== Data for processing

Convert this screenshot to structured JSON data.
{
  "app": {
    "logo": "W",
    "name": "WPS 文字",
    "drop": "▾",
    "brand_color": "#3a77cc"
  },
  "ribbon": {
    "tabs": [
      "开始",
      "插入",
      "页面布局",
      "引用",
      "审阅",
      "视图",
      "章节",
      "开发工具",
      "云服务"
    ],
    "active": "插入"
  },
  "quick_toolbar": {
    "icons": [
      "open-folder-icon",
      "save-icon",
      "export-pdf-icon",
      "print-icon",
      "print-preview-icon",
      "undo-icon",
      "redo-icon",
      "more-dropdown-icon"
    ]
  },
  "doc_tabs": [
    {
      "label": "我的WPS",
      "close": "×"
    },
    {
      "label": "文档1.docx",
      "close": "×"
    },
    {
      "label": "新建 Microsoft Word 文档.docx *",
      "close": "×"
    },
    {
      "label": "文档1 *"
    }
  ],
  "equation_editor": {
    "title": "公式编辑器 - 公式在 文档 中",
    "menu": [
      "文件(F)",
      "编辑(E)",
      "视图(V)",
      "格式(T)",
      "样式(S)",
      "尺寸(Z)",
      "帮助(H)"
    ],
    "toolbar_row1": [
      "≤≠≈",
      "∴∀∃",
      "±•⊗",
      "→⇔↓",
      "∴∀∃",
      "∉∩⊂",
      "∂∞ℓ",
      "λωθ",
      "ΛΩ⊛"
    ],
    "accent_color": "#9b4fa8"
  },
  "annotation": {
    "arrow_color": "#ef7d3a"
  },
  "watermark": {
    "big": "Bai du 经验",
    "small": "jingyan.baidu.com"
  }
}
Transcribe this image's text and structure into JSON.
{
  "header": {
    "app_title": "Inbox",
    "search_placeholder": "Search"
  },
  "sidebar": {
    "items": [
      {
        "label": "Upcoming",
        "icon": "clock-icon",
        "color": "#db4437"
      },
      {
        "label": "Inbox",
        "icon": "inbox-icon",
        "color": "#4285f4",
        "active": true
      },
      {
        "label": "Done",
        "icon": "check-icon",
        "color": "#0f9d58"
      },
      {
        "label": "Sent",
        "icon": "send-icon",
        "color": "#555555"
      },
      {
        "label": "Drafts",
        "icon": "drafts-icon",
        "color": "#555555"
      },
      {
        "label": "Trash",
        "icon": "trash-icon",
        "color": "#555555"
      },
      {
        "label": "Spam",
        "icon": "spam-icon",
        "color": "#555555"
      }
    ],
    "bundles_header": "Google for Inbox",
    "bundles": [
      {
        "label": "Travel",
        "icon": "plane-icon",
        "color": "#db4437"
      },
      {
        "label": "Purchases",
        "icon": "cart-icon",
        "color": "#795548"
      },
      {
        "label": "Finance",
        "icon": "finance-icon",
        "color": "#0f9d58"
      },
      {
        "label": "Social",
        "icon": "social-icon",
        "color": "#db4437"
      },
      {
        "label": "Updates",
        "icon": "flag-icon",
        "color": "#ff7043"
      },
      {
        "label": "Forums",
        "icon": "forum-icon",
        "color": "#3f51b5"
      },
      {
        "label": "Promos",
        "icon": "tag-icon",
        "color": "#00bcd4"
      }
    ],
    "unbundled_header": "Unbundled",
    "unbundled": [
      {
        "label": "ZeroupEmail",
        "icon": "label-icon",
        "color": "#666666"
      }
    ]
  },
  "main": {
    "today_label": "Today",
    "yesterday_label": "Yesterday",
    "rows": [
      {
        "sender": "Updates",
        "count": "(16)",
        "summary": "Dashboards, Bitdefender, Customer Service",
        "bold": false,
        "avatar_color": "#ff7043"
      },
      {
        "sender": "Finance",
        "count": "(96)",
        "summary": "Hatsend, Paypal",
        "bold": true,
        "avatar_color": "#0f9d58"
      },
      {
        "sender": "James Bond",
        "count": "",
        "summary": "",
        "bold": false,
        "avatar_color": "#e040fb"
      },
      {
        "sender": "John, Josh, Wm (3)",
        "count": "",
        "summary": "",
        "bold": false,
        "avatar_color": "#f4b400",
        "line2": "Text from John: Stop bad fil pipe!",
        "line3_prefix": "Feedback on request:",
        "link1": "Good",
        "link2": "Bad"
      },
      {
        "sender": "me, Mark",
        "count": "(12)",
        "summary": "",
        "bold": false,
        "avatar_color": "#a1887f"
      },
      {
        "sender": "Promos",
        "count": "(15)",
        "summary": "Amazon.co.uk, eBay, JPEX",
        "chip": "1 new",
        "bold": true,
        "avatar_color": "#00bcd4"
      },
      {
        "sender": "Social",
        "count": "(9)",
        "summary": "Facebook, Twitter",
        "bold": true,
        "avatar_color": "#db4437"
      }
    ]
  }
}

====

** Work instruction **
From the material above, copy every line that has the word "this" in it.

** Result below **
Convert this screenshot to structured JSON data.
Transcribe this image's text and structure into JSON.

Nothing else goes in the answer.